Early reports indicate that the Trump Hotel Collection may have experienced its second credit card breach in the span of less than one year.
Brian Krebs, a respected investigative information security journalist, broke the news on his blog with a statement issued by a representative from Trump Hotels.
"We are in the midst of a thorough investigation on this matter," the statement reads. "We are committed to safeguarding all guests’ personal information and will continue to do so vigilantly."
Krebs reached out to Trump Hotels after three sources in the financial sector said they had noticed a pattern of fraud on customers' credit cards at multiple Trump Hotel Collection properties over a period of two to three months. Those properties include Trump International Hotel New York, Trump Hotel Waikiki in Honolulu, and the Trump International Hotel & Tower in Toronto.
News of this possible breach follows not a year after Trump Hotels began investigating another credit card breach.
Though the luxury hotel chain initiated its investigation of the breach in July of 2015, it did not confirm the incident until October.
These two security events represent the growing threat that targeted attacks pose to the hospitality industry as a whole.
"Hospitality organizations are ideal targets for the cybercriminal today because they handle highly valuable personal and financial information--the proverbial goldmine for the cyberthief. Large, well-known chains are even more susceptible targets due to the sheer volume of data that they store and share," Zach Forsyth, a director of technology innovation at Comodo, told Softpedia. "Unfortunately, many of these companies have antiquated IT security technology in place, which is an easy workaround for the hackers. It’s a harsh reality that the technology some organizations use today is as effective as installing a home security system that alerts you to a break-in after the robbers have already stolen everything, vandalized the house and left. By then, it’s too late."

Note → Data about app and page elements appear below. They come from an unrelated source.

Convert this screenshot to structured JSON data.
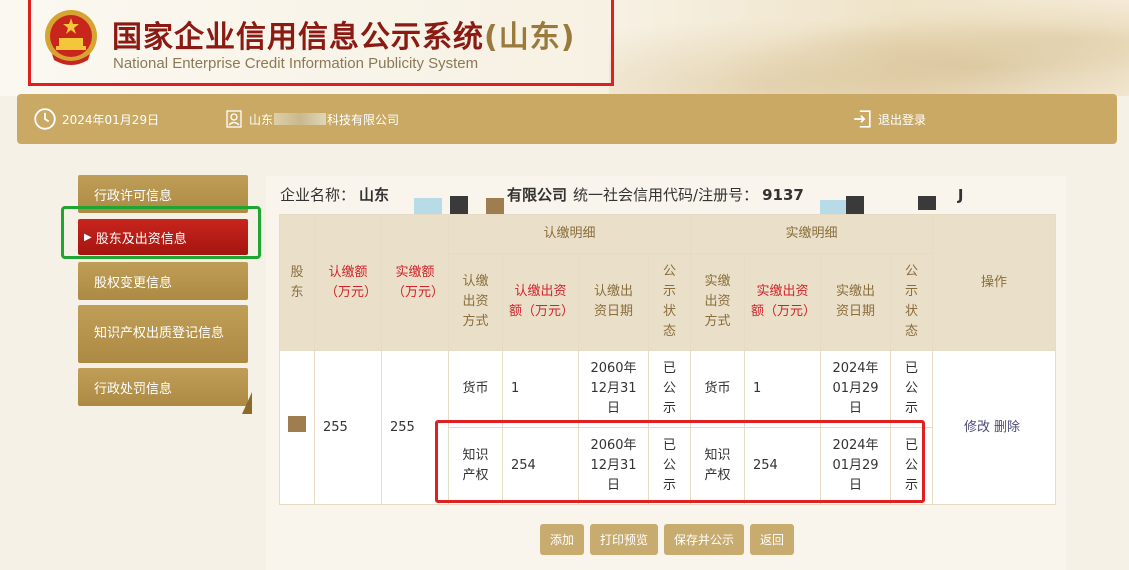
{
  "header": {
    "title_main": "国家企业信用信息公示系统",
    "title_province": "(山东)",
    "subtitle": "National Enterprise Credit Information Publicity System"
  },
  "topbar": {
    "date": "2024年01月29日",
    "company_prefix": "山东",
    "company_suffix": "科技有限公司",
    "logout": "退出登录"
  },
  "leftnav": {
    "items": [
      {
        "label": "行政许可信息",
        "active": false
      },
      {
        "label": "股东及出资信息",
        "active": true
      },
      {
        "label": "股权变更信息",
        "active": false
      },
      {
        "label": "知识产权出质登记信息",
        "active": false
      },
      {
        "label": "行政处罚信息",
        "active": false
      }
    ]
  },
  "company": {
    "name_label": "企业名称：",
    "name_prefix": "山东",
    "name_suffix": "有限公司",
    "code_label": "统一社会信用代码/注册号：",
    "code_prefix": "9137",
    "code_suffix": "J"
  },
  "table": {
    "group_subscribed": "认缴明细",
    "group_paid": "实缴明细",
    "headers": {
      "shareholder": "股东",
      "subscribed_amount": "认缴额（万元）",
      "paid_amount": "实缴额（万元）",
      "sub_method": "认缴出资方式",
      "sub_amount": "认缴出资额（万元）",
      "sub_date": "认缴出资日期",
      "sub_status": "公示状态",
      "paid_method": "实缴出资方式",
      "paid_amount2": "实缴出资额（万元）",
      "paid_date": "实缴出资日期",
      "paid_status": "公示状态",
      "ops": "操作"
    },
    "row": {
      "subscribed_total": "255",
      "paid_total": "255",
      "edit": "修改",
      "delete": "删除",
      "details": [
        {
          "sub_method": "货币",
          "sub_amount": "1",
          "sub_date": "2060年12月31日",
          "sub_status": "已公示",
          "paid_method": "货币",
          "paid_amount": "1",
          "paid_date": "2024年01月29日",
          "paid_status": "已公示"
        },
        {
          "sub_method": "知识产权",
          "sub_amount": "254",
          "sub_date": "2060年12月31日",
          "sub_status": "已公示",
          "paid_method": "知识产权",
          "paid_amount": "254",
          "paid_date": "2024年01月29日",
          "paid_status": "已公示"
        }
      ]
    }
  },
  "buttons": {
    "add": "添加",
    "print": "打印预览",
    "save_publish": "保存并公示",
    "back": "返回"
  },
  "colors": {
    "gold": "#c9a964",
    "nav_active": "#c8251d",
    "annotation_red": "#e02020",
    "annotation_green": "#1fa531"
  }
}
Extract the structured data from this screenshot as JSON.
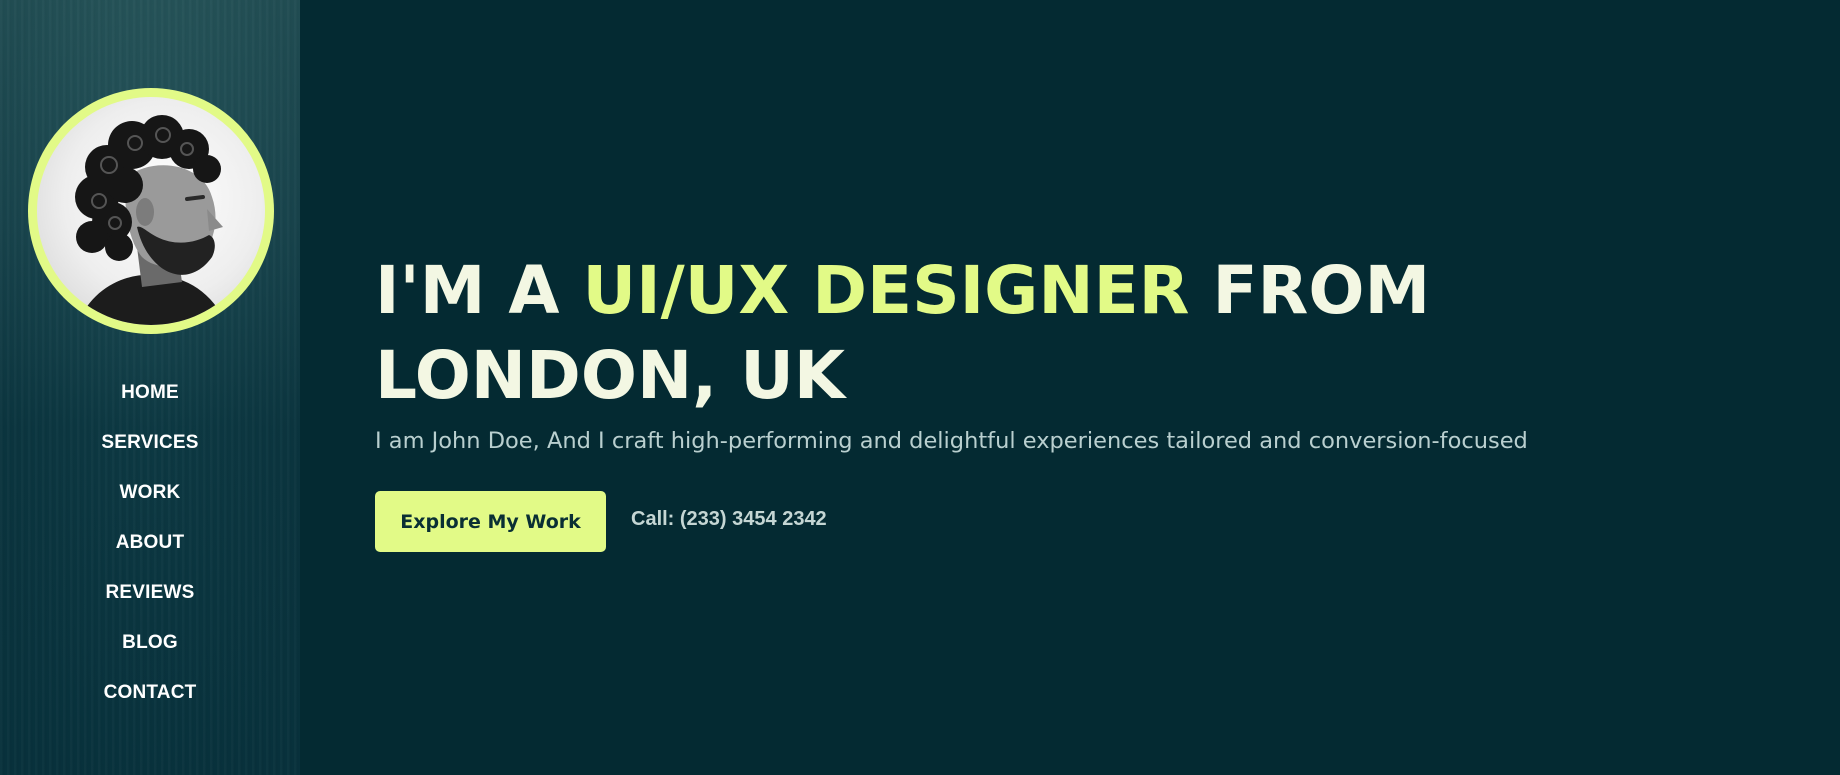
{
  "sidebar": {
    "avatar_alt": "Profile photo of a bearded man with curly hair",
    "nav": [
      "HOME",
      "SERVICES",
      "WORK",
      "ABOUT",
      "REVIEWS",
      "BLOG",
      "CONTACT"
    ]
  },
  "hero": {
    "title_part1": "I'M A ",
    "title_accent": "UI/UX DESIGNER",
    "title_part2": " FROM",
    "title_line2": "LONDON, UK",
    "subtitle": "I am John Doe, And I craft high-performing and delightful experiences tailored and conversion-focused",
    "cta_label": "Explore My Work",
    "call_text": "Call: (233) 3454 2342"
  },
  "colors": {
    "background": "#042a32",
    "accent": "#e2fa87",
    "title": "#f3f7e3",
    "subtitle": "#b9cfcf"
  }
}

In light of recent attacks against other organizations in the hospitality sector, including Rosen Hotels & Resorts, Forsyth recommends that hotel IT departments focus on proactive protection by installing secure web gateways and endpoint protection solutions.
Image by Joseph Sohm